● Input material
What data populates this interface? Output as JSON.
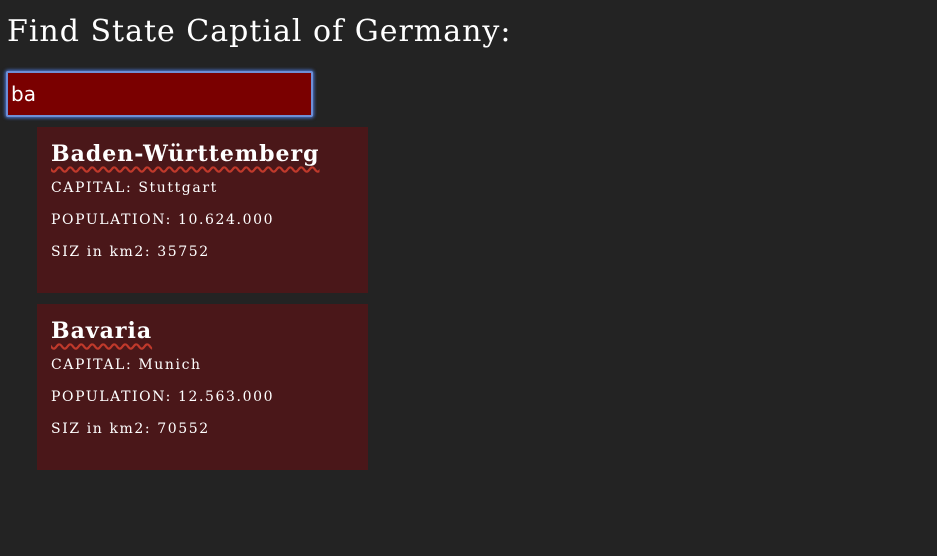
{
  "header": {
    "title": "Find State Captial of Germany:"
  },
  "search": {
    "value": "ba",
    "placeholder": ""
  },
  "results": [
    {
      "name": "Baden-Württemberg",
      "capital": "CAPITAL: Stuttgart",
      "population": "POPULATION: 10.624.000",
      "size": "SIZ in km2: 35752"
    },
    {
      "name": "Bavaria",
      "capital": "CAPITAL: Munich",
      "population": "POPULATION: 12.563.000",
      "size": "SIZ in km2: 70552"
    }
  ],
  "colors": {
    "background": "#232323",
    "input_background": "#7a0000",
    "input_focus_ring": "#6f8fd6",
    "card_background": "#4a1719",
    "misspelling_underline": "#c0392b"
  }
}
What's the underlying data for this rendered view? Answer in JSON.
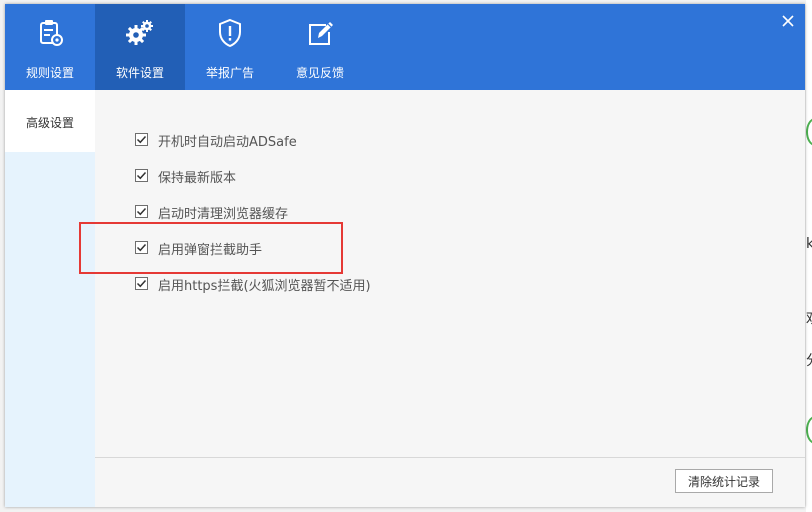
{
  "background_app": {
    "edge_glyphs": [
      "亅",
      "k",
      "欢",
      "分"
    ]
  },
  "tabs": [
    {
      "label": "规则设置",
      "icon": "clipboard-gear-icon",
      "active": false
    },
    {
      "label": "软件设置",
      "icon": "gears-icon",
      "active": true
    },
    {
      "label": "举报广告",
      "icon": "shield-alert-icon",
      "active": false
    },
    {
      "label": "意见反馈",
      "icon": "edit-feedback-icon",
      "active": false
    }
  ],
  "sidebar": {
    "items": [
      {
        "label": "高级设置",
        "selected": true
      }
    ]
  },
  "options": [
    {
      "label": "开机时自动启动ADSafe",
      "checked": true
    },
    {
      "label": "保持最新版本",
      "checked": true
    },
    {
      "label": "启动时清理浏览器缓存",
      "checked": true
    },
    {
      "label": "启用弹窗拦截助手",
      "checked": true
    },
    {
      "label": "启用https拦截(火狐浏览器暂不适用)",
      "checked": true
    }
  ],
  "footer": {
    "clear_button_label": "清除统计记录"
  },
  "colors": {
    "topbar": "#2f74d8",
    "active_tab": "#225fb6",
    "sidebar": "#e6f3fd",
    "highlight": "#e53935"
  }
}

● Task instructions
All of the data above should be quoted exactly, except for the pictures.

● Solution to this task
What data populates this interface? Output as JSON.
{
  "header": {
    "title": "Find State Captial of Germany:"
  },
  "search": {
    "value": "ba",
    "placeholder": ""
  },
  "results": [
    {
      "name": "Baden-Württemberg",
      "capital": "CAPITAL: Stuttgart",
      "population": "POPULATION: 10.624.000",
      "size": "SIZ in km2: 35752"
    },
    {
      "name": "Bavaria",
      "capital": "CAPITAL: Munich",
      "population": "POPULATION: 12.563.000",
      "size": "SIZ in km2: 70552"
    }
  ],
  "colors": {
    "background": "#232323",
    "input_background": "#7a0000",
    "input_focus_ring": "#6f8fd6",
    "card_background": "#4a1719",
    "misspelling_underline": "#c0392b"
  }
}
What's the underlying data for this rendered view? Answer in JSON.
{
  "background_app": {
    "edge_glyphs": [
      "亅",
      "k",
      "欢",
      "分"
    ]
  },
  "tabs": [
    {
      "label": "规则设置",
      "icon": "clipboard-gear-icon",
      "active": false
    },
    {
      "label": "软件设置",
      "icon": "gears-icon",
      "active": true
    },
    {
      "label": "举报广告",
      "icon": "shield-alert-icon",
      "active": false
    },
    {
      "label": "意见反馈",
      "icon": "edit-feedback-icon",
      "active": false
    }
  ],
  "sidebar": {
    "items": [
      {
        "label": "高级设置",
        "selected": true
      }
    ]
  },
  "options": [
    {
      "label": "开机时自动启动ADSafe",
      "checked": true
    },
    {
      "label": "保持最新版本",
      "checked": true
    },
    {
      "label": "启动时清理浏览器缓存",
      "checked": true
    },
    {
      "label": "启用弹窗拦截助手",
      "checked": true
    },
    {
      "label": "启用https拦截(火狐浏览器暂不适用)",
      "checked": true
    }
  ],
  "footer": {
    "clear_button_label": "清除统计记录"
  },
  "colors": {
    "topbar": "#2f74d8",
    "active_tab": "#225fb6",
    "sidebar": "#e6f3fd",
    "highlight": "#e53935"
  }
}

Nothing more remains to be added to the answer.